* Task: Copy out each line below containing "rest".

===== Entries supplied =====

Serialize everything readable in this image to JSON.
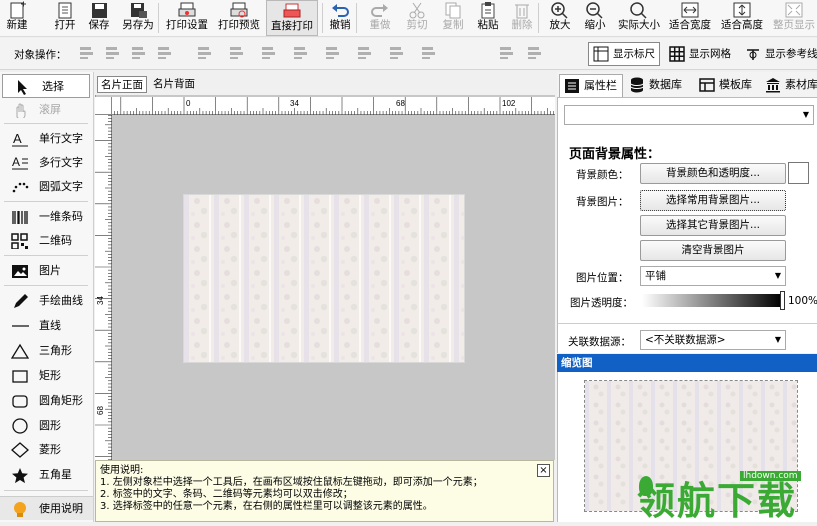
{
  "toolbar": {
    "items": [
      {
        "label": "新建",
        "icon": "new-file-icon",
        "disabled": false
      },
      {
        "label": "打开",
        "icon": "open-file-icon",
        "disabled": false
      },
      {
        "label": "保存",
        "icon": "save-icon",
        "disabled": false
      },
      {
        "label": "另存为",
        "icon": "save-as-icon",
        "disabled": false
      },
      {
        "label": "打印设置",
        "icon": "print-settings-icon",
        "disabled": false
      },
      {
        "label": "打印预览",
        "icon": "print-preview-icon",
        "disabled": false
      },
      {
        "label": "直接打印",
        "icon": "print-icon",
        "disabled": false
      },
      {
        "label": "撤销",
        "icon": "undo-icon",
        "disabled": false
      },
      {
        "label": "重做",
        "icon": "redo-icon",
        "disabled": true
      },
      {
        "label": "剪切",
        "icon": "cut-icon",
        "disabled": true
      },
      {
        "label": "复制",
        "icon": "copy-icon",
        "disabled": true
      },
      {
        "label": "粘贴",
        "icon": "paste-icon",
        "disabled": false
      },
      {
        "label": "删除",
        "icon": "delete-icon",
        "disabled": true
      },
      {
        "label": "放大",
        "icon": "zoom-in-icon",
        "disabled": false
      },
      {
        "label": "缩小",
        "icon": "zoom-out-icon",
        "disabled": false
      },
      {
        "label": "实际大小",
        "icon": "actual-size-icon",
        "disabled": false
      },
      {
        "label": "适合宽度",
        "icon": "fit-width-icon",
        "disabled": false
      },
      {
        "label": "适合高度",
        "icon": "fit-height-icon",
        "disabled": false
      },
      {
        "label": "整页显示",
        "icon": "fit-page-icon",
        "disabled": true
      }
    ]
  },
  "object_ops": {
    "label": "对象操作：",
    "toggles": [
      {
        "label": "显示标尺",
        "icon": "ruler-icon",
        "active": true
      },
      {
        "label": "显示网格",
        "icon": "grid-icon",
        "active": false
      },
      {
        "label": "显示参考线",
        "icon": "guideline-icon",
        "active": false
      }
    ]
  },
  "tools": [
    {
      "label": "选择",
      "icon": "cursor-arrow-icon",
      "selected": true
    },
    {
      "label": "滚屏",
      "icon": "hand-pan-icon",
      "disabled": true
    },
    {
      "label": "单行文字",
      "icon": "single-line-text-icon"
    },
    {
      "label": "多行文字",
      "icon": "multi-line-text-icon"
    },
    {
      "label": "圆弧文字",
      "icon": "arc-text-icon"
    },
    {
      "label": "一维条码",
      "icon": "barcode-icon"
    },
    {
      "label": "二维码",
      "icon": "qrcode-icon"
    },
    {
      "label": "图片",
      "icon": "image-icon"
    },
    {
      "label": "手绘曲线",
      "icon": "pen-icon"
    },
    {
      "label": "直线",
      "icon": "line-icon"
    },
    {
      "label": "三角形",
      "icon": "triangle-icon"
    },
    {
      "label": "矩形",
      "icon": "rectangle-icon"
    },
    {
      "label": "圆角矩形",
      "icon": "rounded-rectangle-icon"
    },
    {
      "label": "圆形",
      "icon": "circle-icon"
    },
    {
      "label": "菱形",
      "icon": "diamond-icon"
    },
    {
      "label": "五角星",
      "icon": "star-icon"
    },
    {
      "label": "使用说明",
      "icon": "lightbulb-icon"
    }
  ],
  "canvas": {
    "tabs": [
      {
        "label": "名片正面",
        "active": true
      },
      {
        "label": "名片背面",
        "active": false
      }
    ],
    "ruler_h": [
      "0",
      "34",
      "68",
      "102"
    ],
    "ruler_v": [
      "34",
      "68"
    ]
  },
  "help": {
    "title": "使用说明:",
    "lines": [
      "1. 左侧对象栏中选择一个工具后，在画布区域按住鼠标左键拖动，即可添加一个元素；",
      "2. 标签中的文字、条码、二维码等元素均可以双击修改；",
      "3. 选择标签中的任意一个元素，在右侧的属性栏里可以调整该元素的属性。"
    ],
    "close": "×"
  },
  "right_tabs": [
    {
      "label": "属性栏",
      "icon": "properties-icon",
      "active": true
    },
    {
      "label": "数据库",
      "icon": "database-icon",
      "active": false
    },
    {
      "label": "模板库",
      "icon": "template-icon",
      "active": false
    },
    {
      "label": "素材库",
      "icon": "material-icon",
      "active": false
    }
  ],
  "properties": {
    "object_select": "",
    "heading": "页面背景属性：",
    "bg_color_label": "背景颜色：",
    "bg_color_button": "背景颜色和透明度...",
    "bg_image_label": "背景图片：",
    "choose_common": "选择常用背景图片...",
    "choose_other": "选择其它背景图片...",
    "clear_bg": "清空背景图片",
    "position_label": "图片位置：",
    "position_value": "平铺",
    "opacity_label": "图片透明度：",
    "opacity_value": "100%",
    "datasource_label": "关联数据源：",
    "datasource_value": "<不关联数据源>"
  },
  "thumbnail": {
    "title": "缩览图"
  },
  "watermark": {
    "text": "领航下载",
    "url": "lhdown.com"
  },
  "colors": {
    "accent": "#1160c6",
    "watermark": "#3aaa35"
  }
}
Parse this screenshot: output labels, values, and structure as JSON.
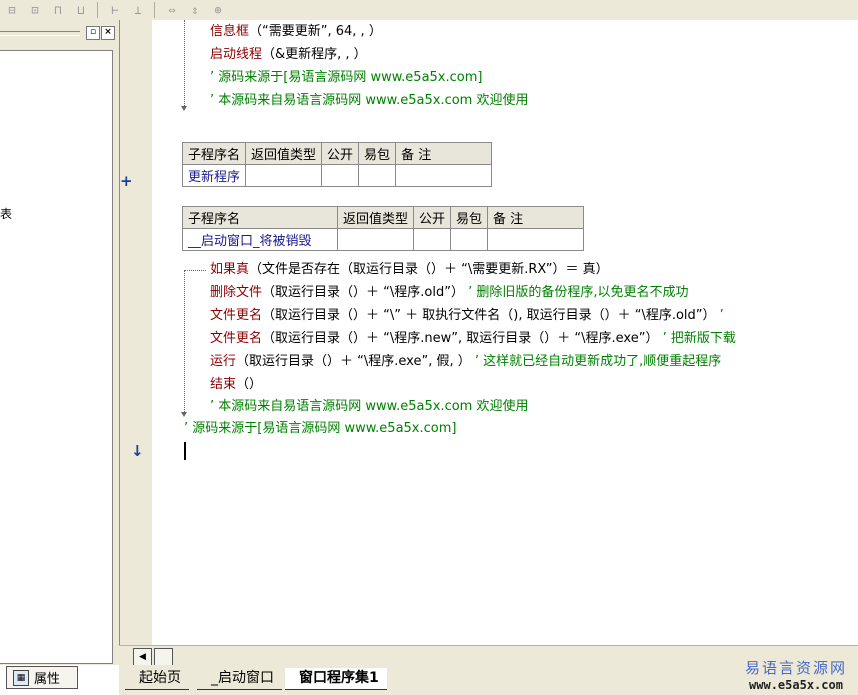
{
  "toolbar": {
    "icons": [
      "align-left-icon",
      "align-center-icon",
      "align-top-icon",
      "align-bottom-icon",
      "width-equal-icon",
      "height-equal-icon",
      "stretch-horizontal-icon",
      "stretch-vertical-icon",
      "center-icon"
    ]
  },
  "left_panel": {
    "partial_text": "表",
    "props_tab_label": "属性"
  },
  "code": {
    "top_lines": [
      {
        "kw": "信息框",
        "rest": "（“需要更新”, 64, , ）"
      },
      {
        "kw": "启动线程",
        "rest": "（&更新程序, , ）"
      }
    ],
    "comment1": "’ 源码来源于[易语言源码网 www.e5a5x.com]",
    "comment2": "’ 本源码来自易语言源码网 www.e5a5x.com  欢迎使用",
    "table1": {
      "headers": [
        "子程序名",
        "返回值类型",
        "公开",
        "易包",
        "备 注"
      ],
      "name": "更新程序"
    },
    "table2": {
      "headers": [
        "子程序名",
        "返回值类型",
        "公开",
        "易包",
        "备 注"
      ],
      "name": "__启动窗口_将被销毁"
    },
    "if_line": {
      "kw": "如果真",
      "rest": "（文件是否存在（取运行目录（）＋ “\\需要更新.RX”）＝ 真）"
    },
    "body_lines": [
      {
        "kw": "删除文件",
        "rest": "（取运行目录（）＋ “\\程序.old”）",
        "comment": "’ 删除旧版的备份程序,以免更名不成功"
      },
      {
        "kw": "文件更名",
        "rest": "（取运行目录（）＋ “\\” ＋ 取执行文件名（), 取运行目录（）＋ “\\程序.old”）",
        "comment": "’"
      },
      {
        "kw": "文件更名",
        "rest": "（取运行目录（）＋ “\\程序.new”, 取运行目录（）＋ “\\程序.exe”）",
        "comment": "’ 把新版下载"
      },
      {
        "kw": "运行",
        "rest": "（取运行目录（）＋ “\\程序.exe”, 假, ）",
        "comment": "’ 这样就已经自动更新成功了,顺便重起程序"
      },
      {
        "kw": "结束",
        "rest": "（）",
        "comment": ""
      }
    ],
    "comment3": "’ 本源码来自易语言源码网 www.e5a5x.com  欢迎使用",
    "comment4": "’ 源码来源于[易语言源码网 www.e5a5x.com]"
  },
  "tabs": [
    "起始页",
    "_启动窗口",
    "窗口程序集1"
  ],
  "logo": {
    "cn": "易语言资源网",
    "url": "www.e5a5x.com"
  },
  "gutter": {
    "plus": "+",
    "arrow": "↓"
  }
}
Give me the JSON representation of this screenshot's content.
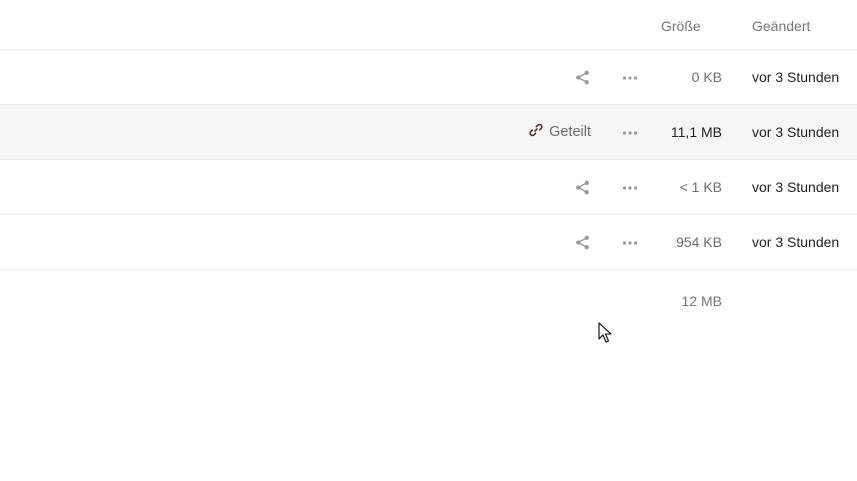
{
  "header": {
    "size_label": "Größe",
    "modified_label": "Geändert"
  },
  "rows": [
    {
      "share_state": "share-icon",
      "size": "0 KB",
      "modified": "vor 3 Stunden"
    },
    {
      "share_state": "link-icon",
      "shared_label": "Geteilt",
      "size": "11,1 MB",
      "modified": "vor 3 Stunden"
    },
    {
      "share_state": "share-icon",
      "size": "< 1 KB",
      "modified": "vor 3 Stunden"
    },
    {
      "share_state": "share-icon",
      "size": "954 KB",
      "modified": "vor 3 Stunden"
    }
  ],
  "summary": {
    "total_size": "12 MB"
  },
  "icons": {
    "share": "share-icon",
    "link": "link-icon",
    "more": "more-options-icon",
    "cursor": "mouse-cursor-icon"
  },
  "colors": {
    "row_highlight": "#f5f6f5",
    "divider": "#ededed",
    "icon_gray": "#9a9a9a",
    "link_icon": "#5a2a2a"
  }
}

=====

* Result for this task:
        "rest": "（“需要更新”, 64, , ）"
        "rest": "（&更新程序, , ）"
      "rest": "（文件是否存在（取运行目录（）＋ “\\需要更新.RX”）＝ 真）"
        "rest": "（取运行目录（）＋ “\\程序.old”）",
        "rest": "（取运行目录（）＋ “\\” ＋ 取执行文件名（), 取运行目录（）＋ “\\程序.old”）",
        "rest": "（取运行目录（）＋ “\\程序.new”, 取运行目录（）＋ “\\程序.exe”）",
        "rest": "（取运行目录（）＋ “\\程序.exe”, 假, ）",
        "rest": "（）",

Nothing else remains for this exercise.